Instructions to follow:
Please output all of the entries exactly and omit any images they hold.

Dataset content:
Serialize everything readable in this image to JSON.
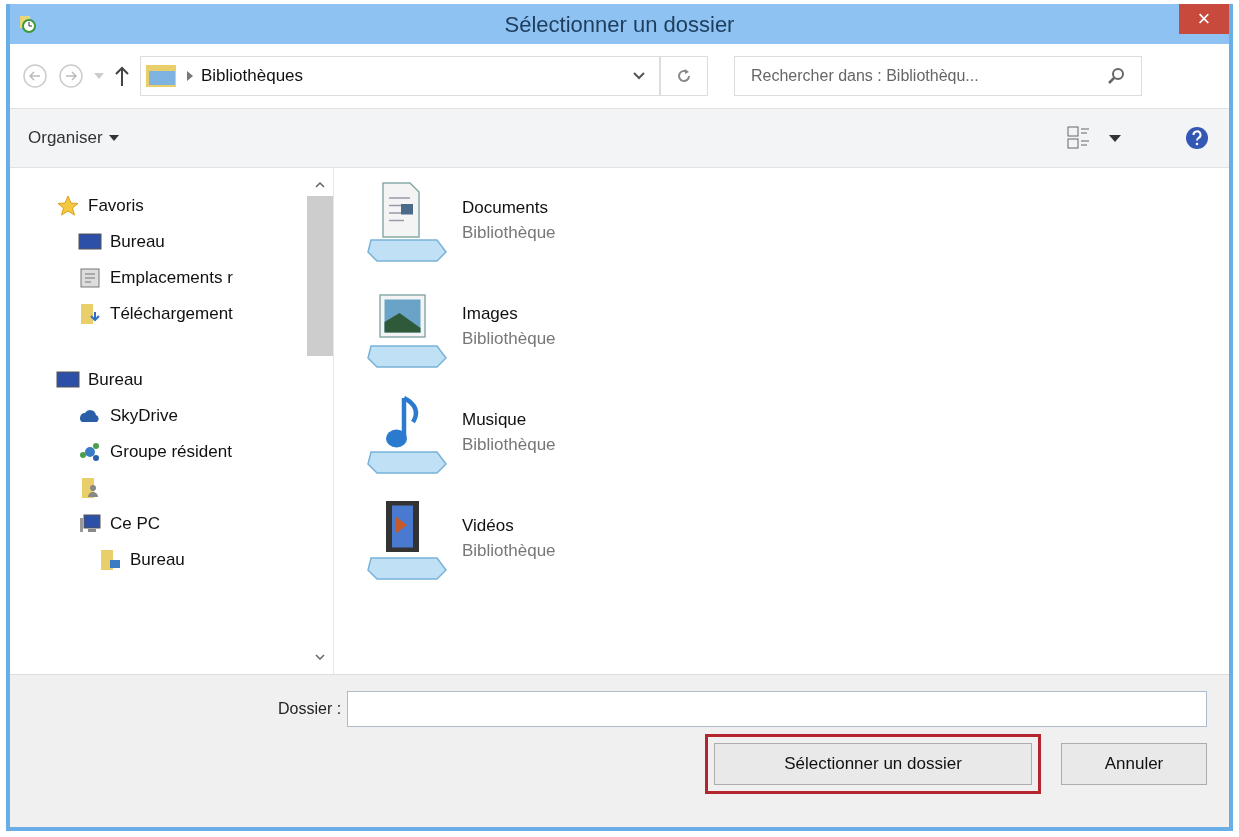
{
  "window": {
    "title": "Sélectionner un dossier",
    "close": "×"
  },
  "address_bar": {
    "path": "Bibliothèques"
  },
  "search": {
    "placeholder": "Rechercher dans : Bibliothèqu..."
  },
  "toolbar": {
    "organize": "Organiser"
  },
  "sidebar": {
    "items": [
      {
        "label": "Favoris",
        "kind": "star",
        "children": [
          {
            "label": "Bureau",
            "kind": "desktop"
          },
          {
            "label": "Emplacements r",
            "kind": "recent"
          },
          {
            "label": "Téléchargement",
            "kind": "download"
          }
        ]
      },
      {
        "label": "Bureau",
        "kind": "desktop",
        "children": [
          {
            "label": "SkyDrive",
            "kind": "cloud"
          },
          {
            "label": "Groupe résident",
            "kind": "homegroup"
          },
          {
            "kind": "user"
          },
          {
            "label": "Ce PC",
            "kind": "pc",
            "children": [
              {
                "label": "Bureau",
                "kind": "folder"
              }
            ]
          }
        ]
      }
    ]
  },
  "libraries": [
    {
      "name": "Documents",
      "type": "Bibliothèque",
      "kind": "documents"
    },
    {
      "name": "Images",
      "type": "Bibliothèque",
      "kind": "images"
    },
    {
      "name": "Musique",
      "type": "Bibliothèque",
      "kind": "music"
    },
    {
      "name": "Vidéos",
      "type": "Bibliothèque",
      "kind": "videos"
    }
  ],
  "folder_field": {
    "label": "Dossier :"
  },
  "buttons": [
    {
      "label": "Sélectionner un dossier",
      "highlighted": true
    },
    {
      "label": "Annuler",
      "highlighted": false
    }
  ]
}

Response to the exercise:
Serialize everything readable in this image to JSON.
{
  "window": {
    "title": "Sélectionner un dossier",
    "close": "×"
  },
  "address_bar": {
    "path": "Bibliothèques"
  },
  "search": {
    "placeholder": "Rechercher dans : Bibliothèqu..."
  },
  "toolbar": {
    "organize": "Organiser"
  },
  "sidebar": {
    "items": [
      {
        "label": "Favoris",
        "kind": "star",
        "children": [
          {
            "label": "Bureau",
            "kind": "desktop"
          },
          {
            "label": "Emplacements r",
            "kind": "recent"
          },
          {
            "label": "Téléchargement",
            "kind": "download"
          }
        ]
      },
      {
        "label": "Bureau",
        "kind": "desktop",
        "children": [
          {
            "label": "SkyDrive",
            "kind": "cloud"
          },
          {
            "label": "Groupe résident",
            "kind": "homegroup"
          },
          {
            "kind": "user"
          },
          {
            "label": "Ce PC",
            "kind": "pc",
            "children": [
              {
                "label": "Bureau",
                "kind": "folder"
              }
            ]
          }
        ]
      }
    ]
  },
  "libraries": [
    {
      "name": "Documents",
      "type": "Bibliothèque",
      "kind": "documents"
    },
    {
      "name": "Images",
      "type": "Bibliothèque",
      "kind": "images"
    },
    {
      "name": "Musique",
      "type": "Bibliothèque",
      "kind": "music"
    },
    {
      "name": "Vidéos",
      "type": "Bibliothèque",
      "kind": "videos"
    }
  ],
  "folder_field": {
    "label": "Dossier :"
  },
  "buttons": [
    {
      "label": "Sélectionner un dossier",
      "highlighted": true
    },
    {
      "label": "Annuler",
      "highlighted": false
    }
  ]
}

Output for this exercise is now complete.